“The place and situations of his plays are fascinating studies,” Correro said. “You watch them and go, ‘Oh, I know a person just like that.’ Or, ‘Oh, I felt the same way.’ ”
“It’s a very charged play that’s also funny and entertaining,” he said. “It’s not usually given a whole lot of attention. I find that his later plays always get people talking.”
Many people, even if they have never actually seen the plays, are familiar with Williams’ “Glass Menagerie” and “Streetcar Named Desire.” However, that still leaves an entire repertoire virtually unknown, which the founders of TWT want to remedy.
“We feel that Tennessee Williams has been given the Shakespeare treatment — placing all of his plays in a glass case,” Correro said. “We want to bring these plays back for a contemporary audience because there are things in these plays that are still relevant.”

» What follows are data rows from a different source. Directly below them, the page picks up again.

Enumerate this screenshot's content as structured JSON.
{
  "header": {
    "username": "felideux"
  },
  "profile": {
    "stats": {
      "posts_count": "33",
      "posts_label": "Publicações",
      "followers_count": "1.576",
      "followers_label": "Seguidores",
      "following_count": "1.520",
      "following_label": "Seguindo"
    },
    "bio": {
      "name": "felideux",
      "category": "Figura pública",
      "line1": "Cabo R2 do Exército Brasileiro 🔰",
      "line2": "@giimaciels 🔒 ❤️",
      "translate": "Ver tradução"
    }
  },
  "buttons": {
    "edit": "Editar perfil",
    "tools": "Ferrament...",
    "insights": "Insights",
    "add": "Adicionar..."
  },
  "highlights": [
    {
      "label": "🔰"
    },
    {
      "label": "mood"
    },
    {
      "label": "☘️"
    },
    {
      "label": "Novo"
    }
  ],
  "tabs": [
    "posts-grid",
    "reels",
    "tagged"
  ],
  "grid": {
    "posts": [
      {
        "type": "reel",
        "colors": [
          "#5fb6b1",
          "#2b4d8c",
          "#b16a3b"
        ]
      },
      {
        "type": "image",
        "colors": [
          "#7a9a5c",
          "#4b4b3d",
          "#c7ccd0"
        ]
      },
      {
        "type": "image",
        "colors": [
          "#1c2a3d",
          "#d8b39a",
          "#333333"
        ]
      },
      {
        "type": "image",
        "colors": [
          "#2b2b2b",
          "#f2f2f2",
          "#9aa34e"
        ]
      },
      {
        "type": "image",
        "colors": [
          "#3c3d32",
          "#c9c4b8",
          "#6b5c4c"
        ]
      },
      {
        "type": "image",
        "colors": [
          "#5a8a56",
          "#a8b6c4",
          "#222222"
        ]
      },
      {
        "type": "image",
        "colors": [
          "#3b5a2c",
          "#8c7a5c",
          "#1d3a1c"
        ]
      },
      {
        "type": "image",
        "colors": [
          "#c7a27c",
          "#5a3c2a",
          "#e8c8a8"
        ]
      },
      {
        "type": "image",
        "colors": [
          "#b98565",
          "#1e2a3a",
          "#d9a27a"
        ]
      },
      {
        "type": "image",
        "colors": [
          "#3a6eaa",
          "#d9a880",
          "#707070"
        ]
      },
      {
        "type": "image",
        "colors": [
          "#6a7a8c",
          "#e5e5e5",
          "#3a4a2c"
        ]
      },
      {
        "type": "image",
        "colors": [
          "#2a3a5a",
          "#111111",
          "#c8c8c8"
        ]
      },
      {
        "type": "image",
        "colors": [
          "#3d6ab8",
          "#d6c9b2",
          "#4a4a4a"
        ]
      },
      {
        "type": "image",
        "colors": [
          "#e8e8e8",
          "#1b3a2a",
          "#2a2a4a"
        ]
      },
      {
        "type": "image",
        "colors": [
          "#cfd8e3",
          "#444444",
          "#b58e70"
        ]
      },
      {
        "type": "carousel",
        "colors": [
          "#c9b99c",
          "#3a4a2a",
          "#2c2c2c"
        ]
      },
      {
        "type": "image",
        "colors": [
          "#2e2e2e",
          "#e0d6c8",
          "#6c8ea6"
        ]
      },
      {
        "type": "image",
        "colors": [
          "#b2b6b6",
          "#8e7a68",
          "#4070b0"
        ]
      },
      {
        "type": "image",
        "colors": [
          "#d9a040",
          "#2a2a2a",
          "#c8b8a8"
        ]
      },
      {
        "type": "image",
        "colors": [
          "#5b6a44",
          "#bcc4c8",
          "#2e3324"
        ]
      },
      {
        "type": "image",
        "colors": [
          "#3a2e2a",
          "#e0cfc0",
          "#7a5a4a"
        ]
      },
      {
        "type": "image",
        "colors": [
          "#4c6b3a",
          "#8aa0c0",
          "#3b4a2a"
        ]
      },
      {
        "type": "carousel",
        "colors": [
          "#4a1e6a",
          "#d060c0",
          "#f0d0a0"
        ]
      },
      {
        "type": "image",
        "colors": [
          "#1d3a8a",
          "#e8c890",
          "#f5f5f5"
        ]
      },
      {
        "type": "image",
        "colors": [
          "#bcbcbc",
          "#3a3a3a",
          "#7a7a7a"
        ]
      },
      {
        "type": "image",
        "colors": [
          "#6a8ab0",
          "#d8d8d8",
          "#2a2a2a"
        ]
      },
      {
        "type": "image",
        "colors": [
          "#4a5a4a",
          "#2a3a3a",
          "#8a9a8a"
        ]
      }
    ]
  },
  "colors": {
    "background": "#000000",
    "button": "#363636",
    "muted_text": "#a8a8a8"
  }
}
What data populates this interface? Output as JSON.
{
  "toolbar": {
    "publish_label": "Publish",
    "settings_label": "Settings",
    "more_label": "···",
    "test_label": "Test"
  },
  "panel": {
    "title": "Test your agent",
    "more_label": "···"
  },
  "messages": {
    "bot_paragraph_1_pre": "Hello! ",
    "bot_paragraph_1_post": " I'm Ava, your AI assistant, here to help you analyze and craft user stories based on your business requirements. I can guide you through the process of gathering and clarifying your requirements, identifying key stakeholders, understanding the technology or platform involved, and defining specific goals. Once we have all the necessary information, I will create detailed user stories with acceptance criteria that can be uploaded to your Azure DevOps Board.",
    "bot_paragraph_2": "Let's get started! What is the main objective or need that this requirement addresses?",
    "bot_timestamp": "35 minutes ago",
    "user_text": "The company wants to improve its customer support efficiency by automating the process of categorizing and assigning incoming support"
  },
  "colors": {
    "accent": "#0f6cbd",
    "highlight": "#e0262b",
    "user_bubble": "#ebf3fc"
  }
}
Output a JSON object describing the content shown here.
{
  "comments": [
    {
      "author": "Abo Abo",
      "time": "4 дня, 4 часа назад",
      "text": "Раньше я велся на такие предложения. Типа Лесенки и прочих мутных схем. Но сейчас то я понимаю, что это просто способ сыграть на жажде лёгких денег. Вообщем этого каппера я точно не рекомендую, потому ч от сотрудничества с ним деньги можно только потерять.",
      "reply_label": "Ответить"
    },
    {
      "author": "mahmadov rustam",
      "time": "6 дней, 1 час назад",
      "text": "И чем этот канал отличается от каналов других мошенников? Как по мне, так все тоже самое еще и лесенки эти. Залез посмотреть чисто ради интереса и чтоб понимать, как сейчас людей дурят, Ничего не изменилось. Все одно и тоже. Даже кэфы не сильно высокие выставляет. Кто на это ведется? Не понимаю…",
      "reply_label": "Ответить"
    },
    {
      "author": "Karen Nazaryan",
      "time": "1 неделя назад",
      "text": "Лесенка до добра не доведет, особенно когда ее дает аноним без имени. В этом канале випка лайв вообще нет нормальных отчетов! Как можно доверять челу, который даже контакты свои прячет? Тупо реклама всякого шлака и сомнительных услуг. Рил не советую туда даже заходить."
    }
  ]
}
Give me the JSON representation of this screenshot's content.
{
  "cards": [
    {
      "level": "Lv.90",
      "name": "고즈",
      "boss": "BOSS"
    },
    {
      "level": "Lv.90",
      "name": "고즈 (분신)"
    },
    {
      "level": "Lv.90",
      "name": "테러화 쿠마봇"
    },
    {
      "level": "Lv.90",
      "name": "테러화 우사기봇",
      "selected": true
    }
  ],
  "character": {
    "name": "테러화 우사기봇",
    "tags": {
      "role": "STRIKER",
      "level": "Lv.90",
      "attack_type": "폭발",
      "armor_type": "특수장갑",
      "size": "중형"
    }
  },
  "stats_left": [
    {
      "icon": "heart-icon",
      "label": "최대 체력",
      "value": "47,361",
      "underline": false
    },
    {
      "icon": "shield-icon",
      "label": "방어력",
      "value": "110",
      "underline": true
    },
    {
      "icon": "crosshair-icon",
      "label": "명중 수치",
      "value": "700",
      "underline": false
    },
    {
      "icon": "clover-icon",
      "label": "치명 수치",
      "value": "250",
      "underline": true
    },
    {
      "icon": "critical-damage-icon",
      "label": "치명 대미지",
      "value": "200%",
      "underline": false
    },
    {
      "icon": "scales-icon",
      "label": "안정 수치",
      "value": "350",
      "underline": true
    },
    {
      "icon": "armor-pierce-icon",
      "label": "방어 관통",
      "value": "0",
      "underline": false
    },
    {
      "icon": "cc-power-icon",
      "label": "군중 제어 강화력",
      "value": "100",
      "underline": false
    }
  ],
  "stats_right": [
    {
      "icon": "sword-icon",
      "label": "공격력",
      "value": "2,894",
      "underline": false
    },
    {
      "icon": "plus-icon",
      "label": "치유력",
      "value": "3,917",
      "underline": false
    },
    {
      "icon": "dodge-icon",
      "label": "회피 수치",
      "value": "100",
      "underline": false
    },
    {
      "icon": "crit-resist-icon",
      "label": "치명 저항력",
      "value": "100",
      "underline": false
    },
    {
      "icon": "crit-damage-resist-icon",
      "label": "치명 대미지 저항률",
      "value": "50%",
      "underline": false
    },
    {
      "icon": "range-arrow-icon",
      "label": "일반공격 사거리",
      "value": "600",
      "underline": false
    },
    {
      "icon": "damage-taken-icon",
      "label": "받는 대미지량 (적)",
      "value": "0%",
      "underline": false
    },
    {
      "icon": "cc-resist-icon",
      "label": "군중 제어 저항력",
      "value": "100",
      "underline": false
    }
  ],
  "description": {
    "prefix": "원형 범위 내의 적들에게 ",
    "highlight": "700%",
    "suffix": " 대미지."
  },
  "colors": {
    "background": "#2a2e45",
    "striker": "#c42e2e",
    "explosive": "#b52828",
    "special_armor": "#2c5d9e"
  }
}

In December, the company plans on showing “Small Craft Warnings,” which, as Correro said, “refers to a weather condition, mainly a nautical term that means small boats should not be out by themselves.” He said: “The play features a group of people stranded in a bar, which at times can relate to New Orleans. There are collections of people stuck in watering holes in New Orleans with their own ghosts and those of others.”
The company is excited to share its love of Williams.
“We want the city to have Tennessee Williams in the same way it has jazz music,” Correro said.
For information, visit the group’s website at twtheatrenola.com.